    Well, I don't think it's about one's expectations, you are allowed to compare it though, it's just the electric guitar carrying the tune, like in Spectral Morning or FoF in a sense. These are celebrated, whereas ATO not so much, imo rightly. Mine wasn't a critique, rather an apparently failed attempt to explain what doesn't work for me. It's not that I loathe it, I just find it sappy, nor really memorable and let's face it, it isn't what SEBTP is remembered by.

    Edited once, last by Fabrizio ().

  • My favorite album of the 5-man versions of the band. I like the whole album, even "After The Ordeal" and "More Fool Me" (the two songs I've seen the most criticism directed towards).


    I'm happy that Steve is honoring it on his next tour. 8)

    Stepping out the back way, hoping nobody sees...

  • Selling England is among my favorite albums by the band. Nevertheless, there are time when I don't listen to it at all. Sometimes it feels a bit "old", then again some ideas and tracks don't match with the standard of the others. I always thought that The Battle Of Epping Forest was awful, but I learned to accept this one as well (thanks to The Musical Box).

    Firth Of Fifth and The Cinema Show are one of two top 5 all time Genesis classics.

  • It is my favourite Genesis album, but I didn't get to know it until 1983. I have vivid memories of the time, when it came out, though. I was ten years old then and had just started my first term at grammar school. It was an intense time, because I got to know a lot of new friends and mates. I had a girl in my class, who was half Italian and who had moved from Berlin to her grandmother, because her parents couldn't take care of her for some reason. We had a very close relationship for the three years, she was there. It was something like what Steven Wilson describes in his song Perfect Life. She moved back to Berlin in 1976 and I lost touch and never heard of her again.

    First we learned to walk on water.

    Then we tried something harder.

    - Red Seven -

    Edited once, last by slowdancer ().

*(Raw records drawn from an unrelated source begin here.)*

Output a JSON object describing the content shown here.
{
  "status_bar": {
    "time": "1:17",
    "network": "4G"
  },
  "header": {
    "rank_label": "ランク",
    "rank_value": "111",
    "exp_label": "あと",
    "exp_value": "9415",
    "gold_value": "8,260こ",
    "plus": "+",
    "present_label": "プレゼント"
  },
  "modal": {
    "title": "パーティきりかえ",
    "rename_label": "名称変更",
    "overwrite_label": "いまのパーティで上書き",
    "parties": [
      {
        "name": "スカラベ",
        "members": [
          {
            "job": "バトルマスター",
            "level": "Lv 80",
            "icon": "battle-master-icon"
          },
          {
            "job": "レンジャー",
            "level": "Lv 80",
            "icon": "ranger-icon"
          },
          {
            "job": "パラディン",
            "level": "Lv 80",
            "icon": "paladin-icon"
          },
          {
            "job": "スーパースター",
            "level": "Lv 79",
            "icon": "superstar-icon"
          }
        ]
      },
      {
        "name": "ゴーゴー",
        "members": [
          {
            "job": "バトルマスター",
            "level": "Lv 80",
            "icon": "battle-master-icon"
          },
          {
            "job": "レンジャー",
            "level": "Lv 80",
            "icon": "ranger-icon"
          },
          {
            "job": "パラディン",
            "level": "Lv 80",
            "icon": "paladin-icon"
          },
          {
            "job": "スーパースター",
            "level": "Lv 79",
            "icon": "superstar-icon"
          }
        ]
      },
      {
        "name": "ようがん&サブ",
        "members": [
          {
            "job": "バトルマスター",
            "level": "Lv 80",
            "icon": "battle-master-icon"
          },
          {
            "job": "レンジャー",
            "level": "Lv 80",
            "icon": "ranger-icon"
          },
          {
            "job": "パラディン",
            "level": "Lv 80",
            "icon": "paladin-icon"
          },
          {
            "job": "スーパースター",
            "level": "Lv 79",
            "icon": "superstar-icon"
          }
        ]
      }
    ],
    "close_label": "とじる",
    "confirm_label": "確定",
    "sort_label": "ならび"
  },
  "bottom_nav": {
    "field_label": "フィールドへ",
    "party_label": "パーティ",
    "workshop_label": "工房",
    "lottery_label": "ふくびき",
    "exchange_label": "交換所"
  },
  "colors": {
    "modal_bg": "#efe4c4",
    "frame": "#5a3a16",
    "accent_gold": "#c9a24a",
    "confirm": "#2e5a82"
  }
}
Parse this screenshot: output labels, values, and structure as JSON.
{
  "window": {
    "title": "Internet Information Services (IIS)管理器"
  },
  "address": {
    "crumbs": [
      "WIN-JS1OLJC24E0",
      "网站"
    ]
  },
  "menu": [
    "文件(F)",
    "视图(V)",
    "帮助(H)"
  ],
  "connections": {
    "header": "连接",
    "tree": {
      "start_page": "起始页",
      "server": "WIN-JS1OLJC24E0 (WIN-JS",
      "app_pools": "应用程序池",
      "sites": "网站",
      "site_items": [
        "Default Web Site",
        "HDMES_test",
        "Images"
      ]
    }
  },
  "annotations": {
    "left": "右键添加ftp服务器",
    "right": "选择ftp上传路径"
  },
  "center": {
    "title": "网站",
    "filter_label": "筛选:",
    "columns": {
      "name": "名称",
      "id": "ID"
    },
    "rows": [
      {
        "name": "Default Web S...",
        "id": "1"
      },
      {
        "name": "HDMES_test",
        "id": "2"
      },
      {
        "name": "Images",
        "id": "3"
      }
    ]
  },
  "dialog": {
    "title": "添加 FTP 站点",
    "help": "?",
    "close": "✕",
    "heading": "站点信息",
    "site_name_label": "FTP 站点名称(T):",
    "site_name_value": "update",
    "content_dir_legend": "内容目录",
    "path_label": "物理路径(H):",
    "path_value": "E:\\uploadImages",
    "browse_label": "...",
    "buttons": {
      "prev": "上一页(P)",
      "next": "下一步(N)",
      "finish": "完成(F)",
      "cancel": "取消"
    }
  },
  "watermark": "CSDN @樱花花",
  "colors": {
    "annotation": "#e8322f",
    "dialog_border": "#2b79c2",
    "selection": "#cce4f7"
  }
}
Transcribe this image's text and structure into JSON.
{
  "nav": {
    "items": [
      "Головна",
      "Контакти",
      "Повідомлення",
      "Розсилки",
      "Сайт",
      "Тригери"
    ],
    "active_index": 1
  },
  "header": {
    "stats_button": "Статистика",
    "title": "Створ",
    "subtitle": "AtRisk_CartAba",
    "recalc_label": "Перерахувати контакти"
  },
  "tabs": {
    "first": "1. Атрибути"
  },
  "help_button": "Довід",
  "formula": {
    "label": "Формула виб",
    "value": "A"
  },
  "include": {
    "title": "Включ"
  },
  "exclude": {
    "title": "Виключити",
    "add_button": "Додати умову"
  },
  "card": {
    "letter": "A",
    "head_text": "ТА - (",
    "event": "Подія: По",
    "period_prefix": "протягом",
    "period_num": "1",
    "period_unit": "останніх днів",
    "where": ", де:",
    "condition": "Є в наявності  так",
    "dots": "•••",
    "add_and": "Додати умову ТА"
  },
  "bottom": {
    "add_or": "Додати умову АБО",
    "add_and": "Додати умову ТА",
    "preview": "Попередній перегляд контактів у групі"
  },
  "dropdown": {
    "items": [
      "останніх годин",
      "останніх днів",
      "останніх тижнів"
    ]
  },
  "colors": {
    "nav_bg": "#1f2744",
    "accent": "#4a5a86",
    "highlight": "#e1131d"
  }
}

  • Yes, but without success. She probably got married and changed her name.

    First we learned to walk on water.

    Then we tried something harder.

    - Red Seven -